**Exercise details:** Out of the records below, copy all lines in which the word "Images" occurs.
:: Data in this exercise
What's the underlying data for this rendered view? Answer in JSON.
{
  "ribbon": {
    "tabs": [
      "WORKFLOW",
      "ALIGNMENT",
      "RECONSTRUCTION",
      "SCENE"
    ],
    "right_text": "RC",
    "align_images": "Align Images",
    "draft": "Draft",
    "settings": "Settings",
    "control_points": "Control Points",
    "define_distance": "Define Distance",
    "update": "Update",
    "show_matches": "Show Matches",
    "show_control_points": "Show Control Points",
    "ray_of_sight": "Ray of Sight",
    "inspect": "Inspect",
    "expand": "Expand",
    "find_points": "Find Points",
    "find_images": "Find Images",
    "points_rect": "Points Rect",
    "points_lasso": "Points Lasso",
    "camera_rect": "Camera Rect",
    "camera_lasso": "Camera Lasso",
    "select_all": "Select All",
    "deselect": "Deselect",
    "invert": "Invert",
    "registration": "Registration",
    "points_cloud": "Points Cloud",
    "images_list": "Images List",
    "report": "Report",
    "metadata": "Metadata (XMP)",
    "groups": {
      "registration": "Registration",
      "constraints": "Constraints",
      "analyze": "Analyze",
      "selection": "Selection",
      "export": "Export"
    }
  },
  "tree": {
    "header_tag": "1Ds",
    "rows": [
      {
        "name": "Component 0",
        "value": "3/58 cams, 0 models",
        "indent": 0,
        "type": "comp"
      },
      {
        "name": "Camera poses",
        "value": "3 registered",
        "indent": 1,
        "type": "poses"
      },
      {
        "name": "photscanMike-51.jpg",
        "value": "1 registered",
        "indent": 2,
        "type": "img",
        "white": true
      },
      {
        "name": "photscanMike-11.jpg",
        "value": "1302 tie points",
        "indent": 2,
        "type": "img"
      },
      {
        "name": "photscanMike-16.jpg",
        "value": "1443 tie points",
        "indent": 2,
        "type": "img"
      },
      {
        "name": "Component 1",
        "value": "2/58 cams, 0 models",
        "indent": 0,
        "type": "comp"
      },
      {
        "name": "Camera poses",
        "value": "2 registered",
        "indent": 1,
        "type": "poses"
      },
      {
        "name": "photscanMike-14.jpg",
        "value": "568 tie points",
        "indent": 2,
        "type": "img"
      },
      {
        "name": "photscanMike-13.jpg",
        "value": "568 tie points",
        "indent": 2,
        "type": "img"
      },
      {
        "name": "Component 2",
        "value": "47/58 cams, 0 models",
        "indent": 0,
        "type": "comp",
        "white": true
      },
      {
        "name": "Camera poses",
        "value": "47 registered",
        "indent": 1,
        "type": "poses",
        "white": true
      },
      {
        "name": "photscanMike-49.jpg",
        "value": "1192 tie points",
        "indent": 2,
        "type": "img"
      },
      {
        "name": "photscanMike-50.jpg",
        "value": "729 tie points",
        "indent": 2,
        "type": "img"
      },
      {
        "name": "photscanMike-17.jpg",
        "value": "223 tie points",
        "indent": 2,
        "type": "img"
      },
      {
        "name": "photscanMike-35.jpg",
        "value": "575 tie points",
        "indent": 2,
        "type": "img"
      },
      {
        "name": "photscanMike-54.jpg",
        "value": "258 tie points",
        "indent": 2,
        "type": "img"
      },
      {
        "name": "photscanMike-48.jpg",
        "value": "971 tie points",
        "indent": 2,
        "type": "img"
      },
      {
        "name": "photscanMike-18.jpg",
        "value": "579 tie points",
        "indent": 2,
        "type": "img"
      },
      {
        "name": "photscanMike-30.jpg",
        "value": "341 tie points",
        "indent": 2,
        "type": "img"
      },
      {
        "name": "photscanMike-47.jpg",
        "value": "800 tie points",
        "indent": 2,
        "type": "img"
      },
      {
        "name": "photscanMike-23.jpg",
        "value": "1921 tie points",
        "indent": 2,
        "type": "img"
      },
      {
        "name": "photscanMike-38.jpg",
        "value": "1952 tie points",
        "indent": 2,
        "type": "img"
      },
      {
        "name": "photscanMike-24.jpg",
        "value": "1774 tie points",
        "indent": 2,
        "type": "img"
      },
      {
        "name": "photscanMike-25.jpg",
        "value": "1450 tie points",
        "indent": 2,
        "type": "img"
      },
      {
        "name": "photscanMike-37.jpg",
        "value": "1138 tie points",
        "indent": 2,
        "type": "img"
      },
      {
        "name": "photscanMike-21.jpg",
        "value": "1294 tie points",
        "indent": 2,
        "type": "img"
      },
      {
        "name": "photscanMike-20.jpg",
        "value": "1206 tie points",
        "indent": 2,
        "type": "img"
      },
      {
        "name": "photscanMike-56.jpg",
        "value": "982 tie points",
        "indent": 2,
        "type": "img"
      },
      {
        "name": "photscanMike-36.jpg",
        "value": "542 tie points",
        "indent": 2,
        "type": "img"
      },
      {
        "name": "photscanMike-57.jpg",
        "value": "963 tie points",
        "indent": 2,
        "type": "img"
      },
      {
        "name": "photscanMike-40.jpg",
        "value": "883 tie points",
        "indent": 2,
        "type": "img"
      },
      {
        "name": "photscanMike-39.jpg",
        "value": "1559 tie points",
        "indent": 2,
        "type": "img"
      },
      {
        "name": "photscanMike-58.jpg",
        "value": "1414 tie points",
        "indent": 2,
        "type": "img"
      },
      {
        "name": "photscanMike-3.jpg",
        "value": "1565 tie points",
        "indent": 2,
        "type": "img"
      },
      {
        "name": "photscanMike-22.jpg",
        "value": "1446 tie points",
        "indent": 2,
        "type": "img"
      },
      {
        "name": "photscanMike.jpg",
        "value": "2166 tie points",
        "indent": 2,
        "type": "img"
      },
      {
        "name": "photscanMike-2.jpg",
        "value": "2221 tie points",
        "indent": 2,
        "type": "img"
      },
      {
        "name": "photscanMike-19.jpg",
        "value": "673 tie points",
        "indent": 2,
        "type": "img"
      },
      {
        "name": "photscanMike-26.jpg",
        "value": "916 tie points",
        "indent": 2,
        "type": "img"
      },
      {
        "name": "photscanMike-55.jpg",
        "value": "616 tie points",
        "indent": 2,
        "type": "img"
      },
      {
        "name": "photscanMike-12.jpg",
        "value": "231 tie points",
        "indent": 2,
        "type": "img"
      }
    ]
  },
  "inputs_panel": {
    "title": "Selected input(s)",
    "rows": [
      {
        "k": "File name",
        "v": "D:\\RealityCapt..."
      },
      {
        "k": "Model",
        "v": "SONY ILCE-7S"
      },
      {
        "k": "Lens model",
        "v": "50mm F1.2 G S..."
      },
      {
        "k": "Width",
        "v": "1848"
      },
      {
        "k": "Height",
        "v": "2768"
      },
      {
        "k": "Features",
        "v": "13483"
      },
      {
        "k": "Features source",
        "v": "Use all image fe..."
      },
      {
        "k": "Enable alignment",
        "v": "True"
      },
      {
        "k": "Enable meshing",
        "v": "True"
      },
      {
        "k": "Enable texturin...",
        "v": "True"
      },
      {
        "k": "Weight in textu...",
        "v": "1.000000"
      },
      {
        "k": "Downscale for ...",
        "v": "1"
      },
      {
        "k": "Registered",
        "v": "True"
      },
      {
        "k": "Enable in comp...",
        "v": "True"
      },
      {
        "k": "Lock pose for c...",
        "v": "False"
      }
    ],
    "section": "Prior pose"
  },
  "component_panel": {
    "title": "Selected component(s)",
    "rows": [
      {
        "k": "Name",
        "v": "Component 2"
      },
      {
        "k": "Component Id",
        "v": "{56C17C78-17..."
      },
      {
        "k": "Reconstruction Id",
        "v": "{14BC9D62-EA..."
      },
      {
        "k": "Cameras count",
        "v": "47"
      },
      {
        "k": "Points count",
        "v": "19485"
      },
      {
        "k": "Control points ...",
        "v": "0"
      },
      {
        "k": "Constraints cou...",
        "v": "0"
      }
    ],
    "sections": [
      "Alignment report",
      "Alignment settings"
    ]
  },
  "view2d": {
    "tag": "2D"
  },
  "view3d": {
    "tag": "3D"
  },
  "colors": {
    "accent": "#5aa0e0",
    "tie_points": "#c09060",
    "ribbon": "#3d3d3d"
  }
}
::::
**Answer to this task:**
    "align_images": "Align Images",
    "find_images": "Find Images",
    "images_list": "Images List",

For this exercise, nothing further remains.